Task statement → Set down every record below exactly as it stands, minus the pictures.

Supplied records →
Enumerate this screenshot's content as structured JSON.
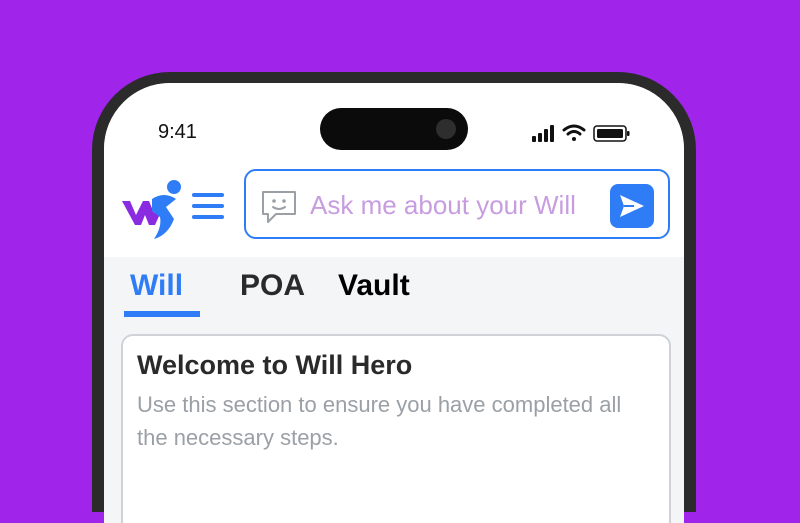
{
  "status_bar": {
    "time": "9:41",
    "icons": [
      "cellular-signal-icon",
      "wifi-icon",
      "battery-icon"
    ]
  },
  "header": {
    "logo_icon": "will-hero-logo-icon",
    "menu_icon": "hamburger-menu-icon",
    "search": {
      "placeholder": "Ask me about your Will",
      "value": "",
      "chat_icon": "chat-bubble-icon",
      "send_icon": "send-arrow-icon"
    }
  },
  "tabs": [
    {
      "label": "Will",
      "active": true
    },
    {
      "label": "POA",
      "active": false
    },
    {
      "label": "Vault",
      "active": false
    }
  ],
  "card": {
    "title": "Welcome to Will Hero",
    "description": "Use this section to ensure you have completed all the necessary steps."
  },
  "colors": {
    "background": "#a024ea",
    "accent": "#2f7df6",
    "placeholder": "#c79de0",
    "logo_purple": "#8a2be2"
  }
}
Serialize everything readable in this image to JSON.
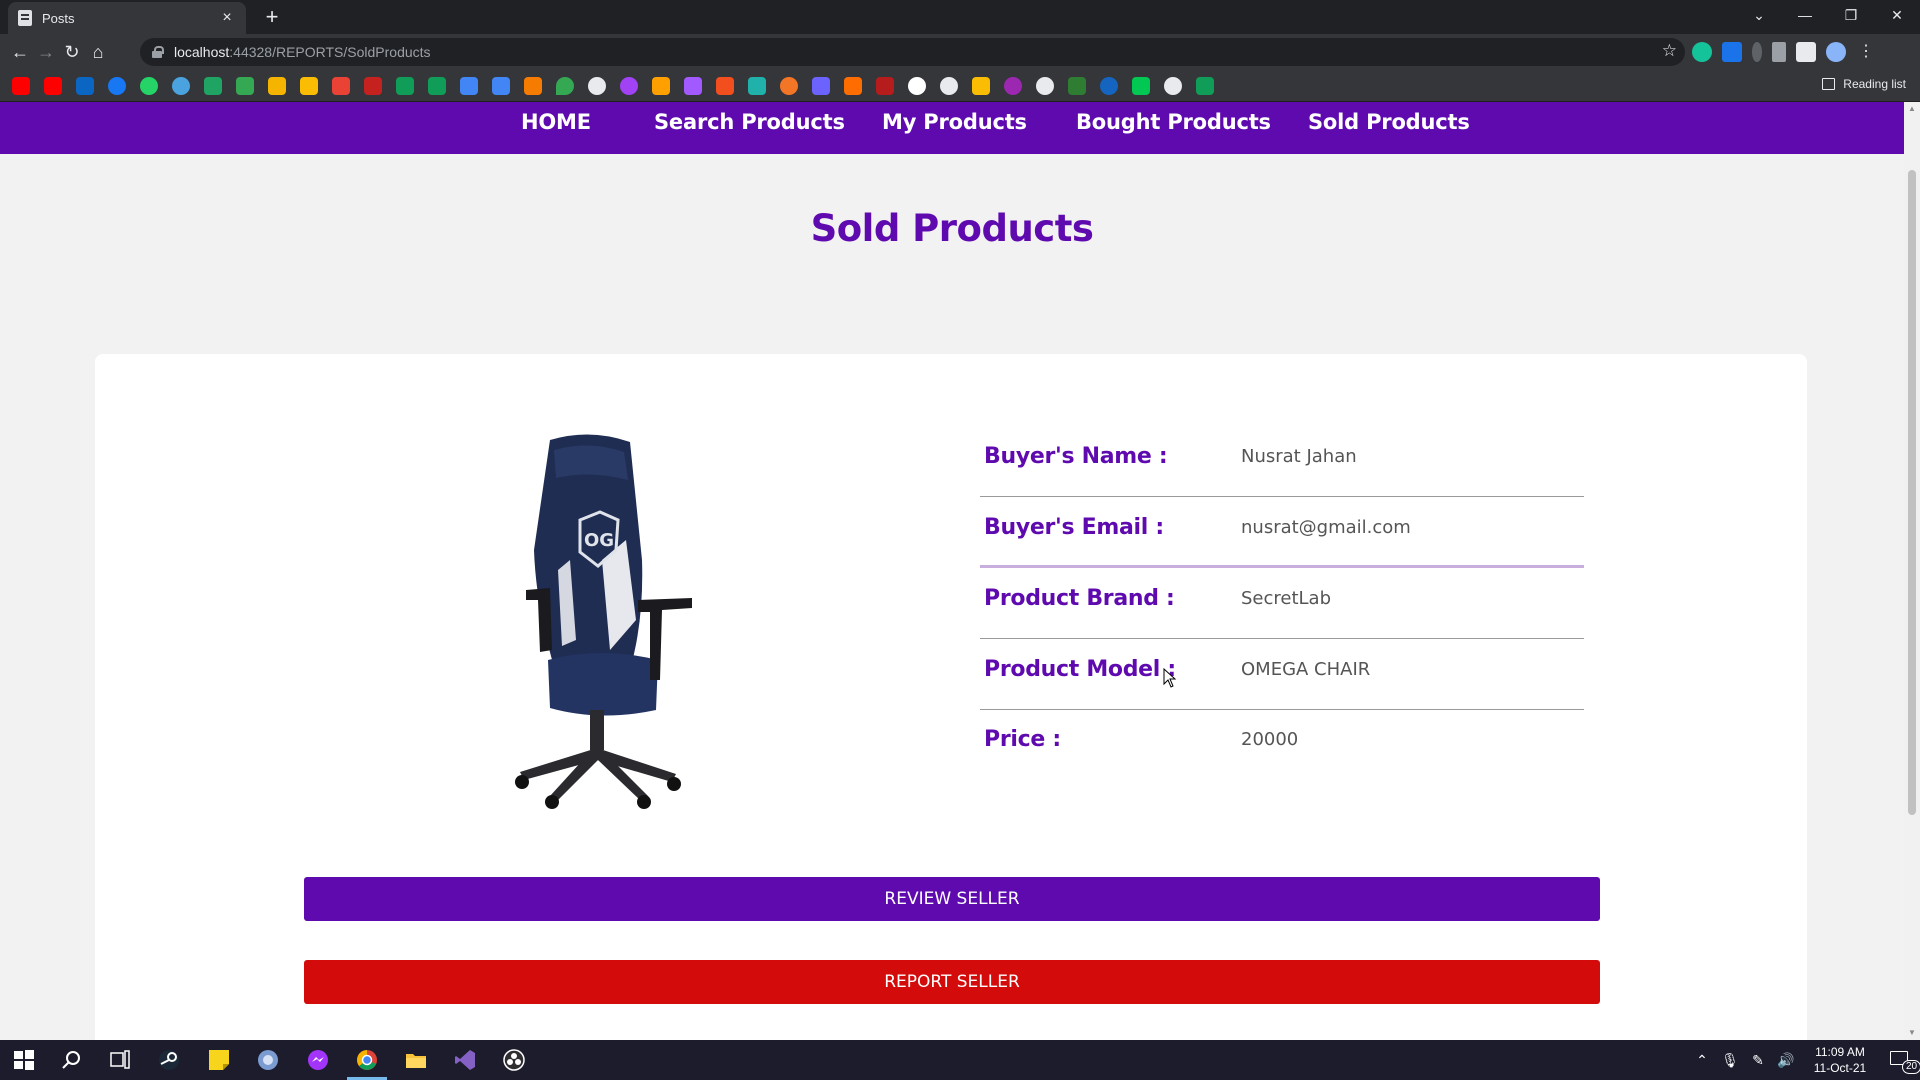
{
  "browser": {
    "tab_title": "Posts",
    "tab_close_icon": "close-icon",
    "new_tab_icon": "plus-icon",
    "url_host": "localhost",
    "url_path": ":44328/REPORTS/SoldProducts",
    "reading_list_label": "Reading list"
  },
  "site_nav": {
    "items": [
      {
        "label": "HOME"
      },
      {
        "label": "Search Products"
      },
      {
        "label": "My Products"
      },
      {
        "label": "Bought Products"
      },
      {
        "label": "Sold Products"
      }
    ]
  },
  "page": {
    "title": "Sold Products"
  },
  "product": {
    "image": "gaming-chair-image",
    "image_brand_mark": "OG",
    "details": [
      {
        "label": "Buyer's Name :",
        "value": "Nusrat Jahan"
      },
      {
        "label": "Buyer's Email :",
        "value": "nusrat@gmail.com"
      },
      {
        "label": "Product Brand :",
        "value": "SecretLab"
      },
      {
        "label": "Product Model :",
        "value": "OMEGA CHAIR"
      },
      {
        "label": "Price :",
        "value": "20000"
      }
    ]
  },
  "actions": {
    "review_label": "REVIEW SELLER",
    "report_label": "REPORT SELLER"
  },
  "colors": {
    "brand_purple": "#5f0aaf",
    "report_red": "#d40b0b",
    "email_divider": "#c7aedd"
  },
  "taskbar": {
    "time": "11:09 AM",
    "date": "11-Oct-21",
    "notification_count": "20"
  }
}
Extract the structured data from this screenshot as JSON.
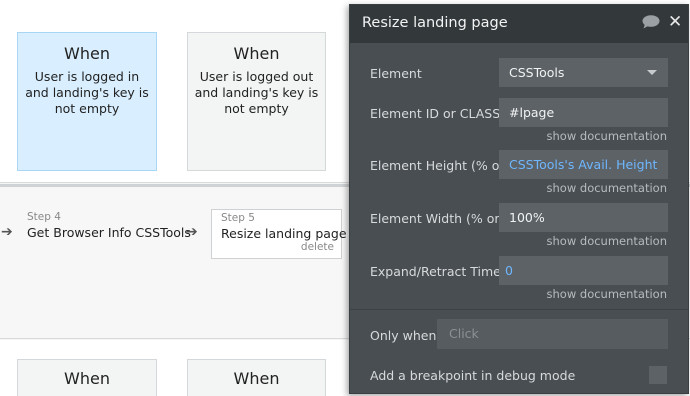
{
  "events_top": [
    {
      "title": "When",
      "condition": "User is logged in and landing's key is not empty",
      "active": true
    },
    {
      "title": "When",
      "condition": "User is logged out and landing's key is not empty",
      "active": false
    }
  ],
  "steps": [
    {
      "number": "Step 4",
      "name": "Get Browser Info CSSTools"
    },
    {
      "number": "Step 5",
      "name": "Resize landing page",
      "delete_label": "delete"
    }
  ],
  "events_bottom": [
    {
      "title": "When"
    },
    {
      "title": "When"
    }
  ],
  "panel": {
    "title": "Resize landing page",
    "properties": {
      "element": {
        "label": "Element",
        "value": "CSSTools"
      },
      "element_id": {
        "label": "Element ID or CLASS -",
        "value": "#lpage",
        "doc_link": "show documentation"
      },
      "element_height": {
        "label": "Element Height (% or",
        "value": "CSSTools's Avail. Height",
        "doc_link": "show documentation"
      },
      "element_width": {
        "label": "Element Width (% or p",
        "value": "100%",
        "doc_link": "show documentation"
      },
      "expand_time": {
        "label": "Expand/Retract Time",
        "value": "0",
        "doc_link": "show documentation"
      }
    },
    "only_when": {
      "label": "Only when",
      "placeholder": "Click"
    },
    "debug": {
      "label": "Add a breakpoint in debug mode"
    }
  },
  "colors": {
    "panel_bg": "#484e52",
    "panel_header": "#33383b",
    "dynamic_text": "#6fb6ff",
    "active_event": "#d9efff"
  },
  "icons": [
    "comment-icon",
    "close-icon",
    "chevron-down-icon",
    "arrow-right-icon"
  ]
}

Reply →
Enumerate this screenshot's content as structured JSON.
{
  "status_bar": {
    "time": "9:41",
    "icons": [
      "cellular-signal-icon",
      "wifi-icon",
      "battery-icon"
    ]
  },
  "header": {
    "logo_icon": "will-hero-logo-icon",
    "menu_icon": "hamburger-menu-icon",
    "search": {
      "placeholder": "Ask me about your Will",
      "value": "",
      "chat_icon": "chat-bubble-icon",
      "send_icon": "send-arrow-icon"
    }
  },
  "tabs": [
    {
      "label": "Will",
      "active": true
    },
    {
      "label": "POA",
      "active": false
    },
    {
      "label": "Vault",
      "active": false
    }
  ],
  "card": {
    "title": "Welcome to Will Hero",
    "description": "Use this section to ensure you have completed all the necessary steps."
  },
  "colors": {
    "background": "#a024ea",
    "accent": "#2f7df6",
    "placeholder": "#c79de0",
    "logo_purple": "#8a2be2"
  }
}
Serialize everything readable in this image to JSON.
{
  "browser": {
    "tab_title": "Posts",
    "tab_close_icon": "close-icon",
    "new_tab_icon": "plus-icon",
    "url_host": "localhost",
    "url_path": ":44328/REPORTS/SoldProducts",
    "reading_list_label": "Reading list"
  },
  "site_nav": {
    "items": [
      {
        "label": "HOME"
      },
      {
        "label": "Search Products"
      },
      {
        "label": "My Products"
      },
      {
        "label": "Bought Products"
      },
      {
        "label": "Sold Products"
      }
    ]
  },
  "page": {
    "title": "Sold Products"
  },
  "product": {
    "image": "gaming-chair-image",
    "image_brand_mark": "OG",
    "details": [
      {
        "label": "Buyer's Name :",
        "value": "Nusrat Jahan"
      },
      {
        "label": "Buyer's Email :",
        "value": "nusrat@gmail.com"
      },
      {
        "label": "Product Brand :",
        "value": "SecretLab"
      },
      {
        "label": "Product Model :",
        "value": "OMEGA CHAIR"
      },
      {
        "label": "Price :",
        "value": "20000"
      }
    ]
  },
  "actions": {
    "review_label": "REVIEW SELLER",
    "report_label": "REPORT SELLER"
  },
  "colors": {
    "brand_purple": "#5f0aaf",
    "report_red": "#d40b0b",
    "email_divider": "#c7aedd"
  },
  "taskbar": {
    "time": "11:09 AM",
    "date": "11-Oct-21",
    "notification_count": "20"
  }
}
Extract the structured data from this screenshot as JSON.
{
  "events_top": [
    {
      "title": "When",
      "condition": "User is logged in and landing's key is not empty",
      "active": true
    },
    {
      "title": "When",
      "condition": "User is logged out and landing's key is not empty",
      "active": false
    }
  ],
  "steps": [
    {
      "number": "Step 4",
      "name": "Get Browser Info CSSTools"
    },
    {
      "number": "Step 5",
      "name": "Resize landing page",
      "delete_label": "delete"
    }
  ],
  "events_bottom": [
    {
      "title": "When"
    },
    {
      "title": "When"
    }
  ],
  "panel": {
    "title": "Resize landing page",
    "properties": {
      "element": {
        "label": "Element",
        "value": "CSSTools"
      },
      "element_id": {
        "label": "Element ID or CLASS -",
        "value": "#lpage",
        "doc_link": "show documentation"
      },
      "element_height": {
        "label": "Element Height (% or",
        "value": "CSSTools's Avail. Height",
        "doc_link": "show documentation"
      },
      "element_width": {
        "label": "Element Width (% or p",
        "value": "100%",
        "doc_link": "show documentation"
      },
      "expand_time": {
        "label": "Expand/Retract Time",
        "value": "0",
        "doc_link": "show documentation"
      }
    },
    "only_when": {
      "label": "Only when",
      "placeholder": "Click"
    },
    "debug": {
      "label": "Add a breakpoint in debug mode"
    }
  },
  "colors": {
    "panel_bg": "#484e52",
    "panel_header": "#33383b",
    "dynamic_text": "#6fb6ff",
    "active_event": "#d9efff"
  },
  "icons": [
    "comment-icon",
    "close-icon",
    "chevron-down-icon",
    "arrow-right-icon"
  ]
}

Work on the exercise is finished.